Preach for Change

Michael Andres

Read: 2 Timothy 4:1-5

Preach the word; be ready in season and out of season. (v. 2)

Comparing Catholic and Protestant church interiors is illuminating. The altar in the center of a Catholic church speaks to the primacy of the Eucharist (also called Holy Communion or the Lord’s Supper). The pulpit in the center of a Reformed church, with Communion table below, speaks to the primacy of Word and Sacrament together.

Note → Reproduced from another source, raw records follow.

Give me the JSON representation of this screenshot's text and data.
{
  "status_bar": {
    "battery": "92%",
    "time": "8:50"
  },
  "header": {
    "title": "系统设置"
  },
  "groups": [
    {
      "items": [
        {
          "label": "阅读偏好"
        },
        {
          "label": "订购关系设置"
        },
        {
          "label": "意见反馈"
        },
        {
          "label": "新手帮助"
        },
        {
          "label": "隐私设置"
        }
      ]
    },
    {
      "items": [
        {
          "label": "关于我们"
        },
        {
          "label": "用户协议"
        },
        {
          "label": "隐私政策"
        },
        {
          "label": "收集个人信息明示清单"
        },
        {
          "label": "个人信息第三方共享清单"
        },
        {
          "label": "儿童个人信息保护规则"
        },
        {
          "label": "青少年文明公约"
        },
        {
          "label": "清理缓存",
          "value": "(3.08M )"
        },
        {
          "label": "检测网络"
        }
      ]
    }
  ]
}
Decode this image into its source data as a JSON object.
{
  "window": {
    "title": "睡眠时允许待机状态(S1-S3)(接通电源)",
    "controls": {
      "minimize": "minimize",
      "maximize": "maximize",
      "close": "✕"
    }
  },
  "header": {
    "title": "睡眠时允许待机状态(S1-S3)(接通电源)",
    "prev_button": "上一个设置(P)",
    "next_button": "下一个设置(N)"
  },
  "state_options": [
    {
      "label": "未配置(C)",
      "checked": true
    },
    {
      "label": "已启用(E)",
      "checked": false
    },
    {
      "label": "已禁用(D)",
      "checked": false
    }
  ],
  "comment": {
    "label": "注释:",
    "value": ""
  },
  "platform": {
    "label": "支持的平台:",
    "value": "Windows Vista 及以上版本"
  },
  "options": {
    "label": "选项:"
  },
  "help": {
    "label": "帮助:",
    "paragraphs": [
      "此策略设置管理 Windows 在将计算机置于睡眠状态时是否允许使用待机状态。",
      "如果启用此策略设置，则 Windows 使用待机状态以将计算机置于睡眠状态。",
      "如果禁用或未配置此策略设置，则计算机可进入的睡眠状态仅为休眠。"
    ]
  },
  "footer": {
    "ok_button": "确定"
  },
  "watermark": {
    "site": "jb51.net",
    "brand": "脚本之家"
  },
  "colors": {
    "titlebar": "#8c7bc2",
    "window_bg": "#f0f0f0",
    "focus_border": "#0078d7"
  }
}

Reformation beliefs about the power, clarity, and authority of Scripture led to the Bible’s significant use in the church and a wave of expository preaching. Preaching was not a matter of eloquent human oration, but rather of explaining verse by verse, chapter by chapter, the whole counsel of God. Because Scripture is the very word of God, Reformed preachers wanted to stay close to the biblical text, letting God’s Word transform hearts.

Are we announcing Christ and listening to his Word preached often and meaningfully? Martin Luther saw himself primarily as a preacher. Luther preached often: on most Sundays, he preached two or three times, and at least two to three times during the week, adding up to 7,000 sermons between 1510 and 1546. Luther preached simply: “To preach simply is a great art. Christ . . . speaks only of the plowed field, of the mustard seed, and uses only common comparisons from the countryside.” Luther preached personally: “Christ ought to be preached to the end that faith in him may be established that He may not only be Christ, but be Christ for you and me.” —Michael Andres

Prayer: May I hear, speak, and be shaped by biblical preaching.